▶ HOW TO COMPLETE THIS TASK: Would you retype the listing below word for word, without any of its pictures?

*** Opening EXTRACTED MATERIAL ***

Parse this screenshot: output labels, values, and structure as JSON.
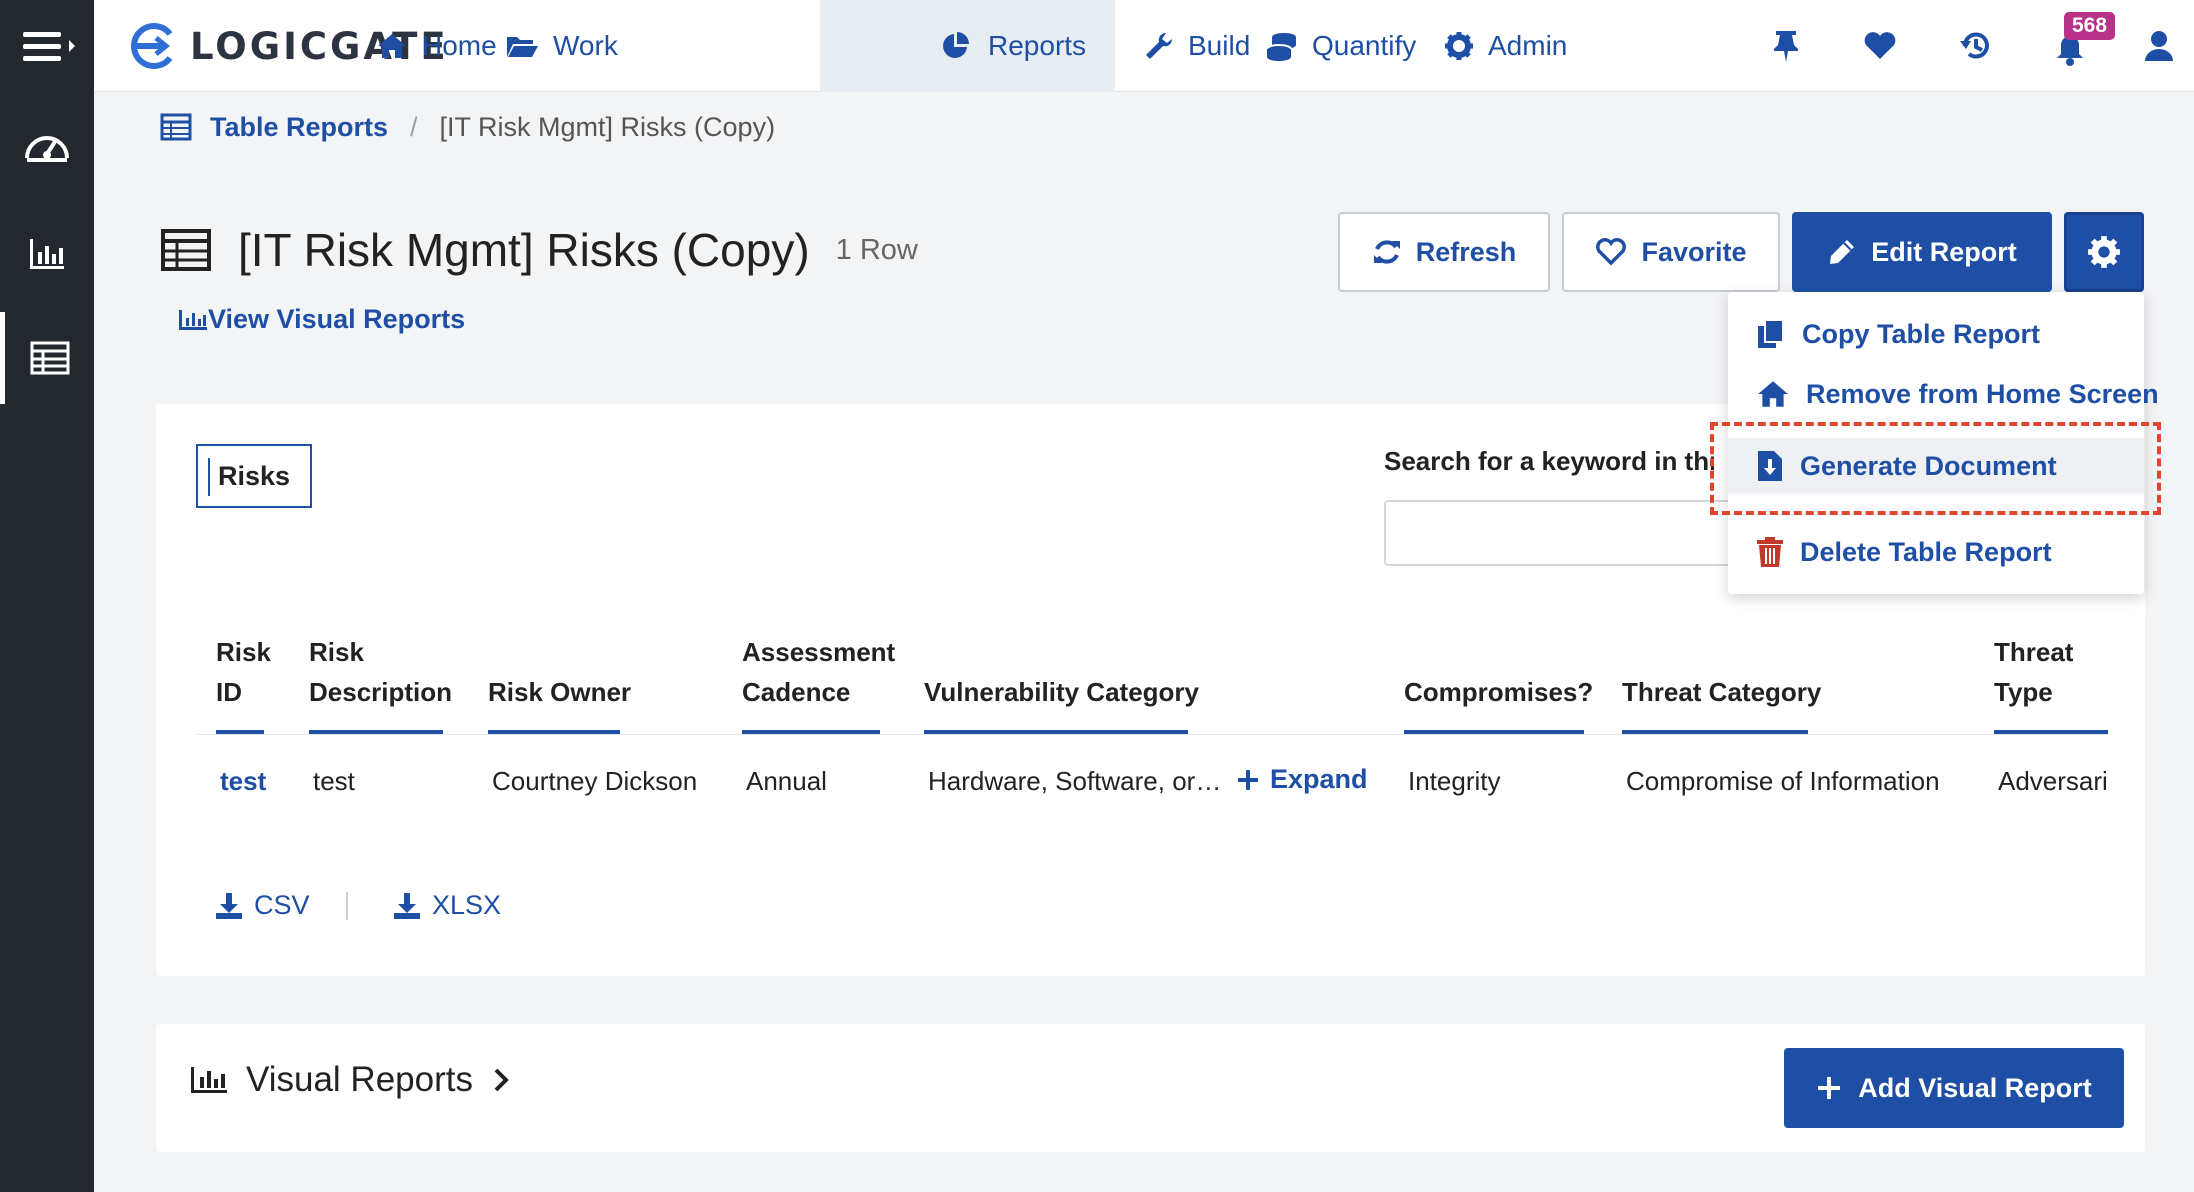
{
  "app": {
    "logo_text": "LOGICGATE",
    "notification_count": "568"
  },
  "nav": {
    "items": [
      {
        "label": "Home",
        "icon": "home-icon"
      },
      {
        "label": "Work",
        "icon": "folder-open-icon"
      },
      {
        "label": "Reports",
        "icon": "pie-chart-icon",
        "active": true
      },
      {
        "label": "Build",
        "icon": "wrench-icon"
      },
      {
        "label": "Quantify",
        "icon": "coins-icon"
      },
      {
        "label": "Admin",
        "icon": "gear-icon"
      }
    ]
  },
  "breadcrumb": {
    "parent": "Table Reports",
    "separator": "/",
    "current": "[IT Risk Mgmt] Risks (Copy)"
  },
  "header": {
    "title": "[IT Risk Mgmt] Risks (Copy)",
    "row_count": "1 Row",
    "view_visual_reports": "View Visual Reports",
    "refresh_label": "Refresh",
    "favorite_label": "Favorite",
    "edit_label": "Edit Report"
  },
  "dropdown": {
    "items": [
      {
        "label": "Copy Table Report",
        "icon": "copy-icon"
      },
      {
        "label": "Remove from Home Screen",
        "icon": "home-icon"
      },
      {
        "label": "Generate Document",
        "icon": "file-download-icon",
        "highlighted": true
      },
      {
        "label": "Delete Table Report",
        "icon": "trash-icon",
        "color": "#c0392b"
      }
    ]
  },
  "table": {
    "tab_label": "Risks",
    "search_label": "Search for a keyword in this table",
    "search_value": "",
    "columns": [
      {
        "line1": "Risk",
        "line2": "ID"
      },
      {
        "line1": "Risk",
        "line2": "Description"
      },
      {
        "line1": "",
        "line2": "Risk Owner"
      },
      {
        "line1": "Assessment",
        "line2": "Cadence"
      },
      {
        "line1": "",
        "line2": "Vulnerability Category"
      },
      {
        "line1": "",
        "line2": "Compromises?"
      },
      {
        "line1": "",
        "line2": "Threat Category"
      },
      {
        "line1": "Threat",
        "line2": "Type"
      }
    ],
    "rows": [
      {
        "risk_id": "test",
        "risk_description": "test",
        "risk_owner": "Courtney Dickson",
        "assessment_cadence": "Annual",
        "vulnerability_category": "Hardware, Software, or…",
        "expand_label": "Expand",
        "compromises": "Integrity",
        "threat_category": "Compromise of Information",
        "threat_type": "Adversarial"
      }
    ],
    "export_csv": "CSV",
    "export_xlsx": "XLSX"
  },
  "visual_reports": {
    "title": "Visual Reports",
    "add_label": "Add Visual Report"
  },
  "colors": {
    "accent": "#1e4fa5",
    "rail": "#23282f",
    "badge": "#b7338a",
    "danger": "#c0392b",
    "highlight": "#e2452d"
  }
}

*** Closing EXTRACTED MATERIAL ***

▶ ANSWER TO THE EXERCISE:
Parse this screenshot: output labels, values, and structure as JSON.
{
  "app": {
    "logo_text": "LOGICGATE",
    "notification_count": "568"
  },
  "nav": {
    "items": [
      {
        "label": "Home",
        "icon": "home-icon"
      },
      {
        "label": "Work",
        "icon": "folder-open-icon"
      },
      {
        "label": "Reports",
        "icon": "pie-chart-icon",
        "active": true
      },
      {
        "label": "Build",
        "icon": "wrench-icon"
      },
      {
        "label": "Quantify",
        "icon": "coins-icon"
      },
      {
        "label": "Admin",
        "icon": "gear-icon"
      }
    ]
  },
  "breadcrumb": {
    "parent": "Table Reports",
    "separator": "/",
    "current": "[IT Risk Mgmt] Risks (Copy)"
  },
  "header": {
    "title": "[IT Risk Mgmt] Risks (Copy)",
    "row_count": "1 Row",
    "view_visual_reports": "View Visual Reports",
    "refresh_label": "Refresh",
    "favorite_label": "Favorite",
    "edit_label": "Edit Report"
  },
  "dropdown": {
    "items": [
      {
        "label": "Copy Table Report",
        "icon": "copy-icon"
      },
      {
        "label": "Remove from Home Screen",
        "icon": "home-icon"
      },
      {
        "label": "Generate Document",
        "icon": "file-download-icon",
        "highlighted": true
      },
      {
        "label": "Delete Table Report",
        "icon": "trash-icon",
        "color": "#c0392b"
      }
    ]
  },
  "table": {
    "tab_label": "Risks",
    "search_label": "Search for a keyword in this table",
    "search_value": "",
    "columns": [
      {
        "line1": "Risk",
        "line2": "ID"
      },
      {
        "line1": "Risk",
        "line2": "Description"
      },
      {
        "line1": "",
        "line2": "Risk Owner"
      },
      {
        "line1": "Assessment",
        "line2": "Cadence"
      },
      {
        "line1": "",
        "line2": "Vulnerability Category"
      },
      {
        "line1": "",
        "line2": "Compromises?"
      },
      {
        "line1": "",
        "line2": "Threat Category"
      },
      {
        "line1": "Threat",
        "line2": "Type"
      }
    ],
    "rows": [
      {
        "risk_id": "test",
        "risk_description": "test",
        "risk_owner": "Courtney Dickson",
        "assessment_cadence": "Annual",
        "vulnerability_category": "Hardware, Software, or…",
        "expand_label": "Expand",
        "compromises": "Integrity",
        "threat_category": "Compromise of Information",
        "threat_type": "Adversarial"
      }
    ],
    "export_csv": "CSV",
    "export_xlsx": "XLSX"
  },
  "visual_reports": {
    "title": "Visual Reports",
    "add_label": "Add Visual Report"
  },
  "colors": {
    "accent": "#1e4fa5",
    "rail": "#23282f",
    "badge": "#b7338a",
    "danger": "#c0392b",
    "highlight": "#e2452d"
  }
}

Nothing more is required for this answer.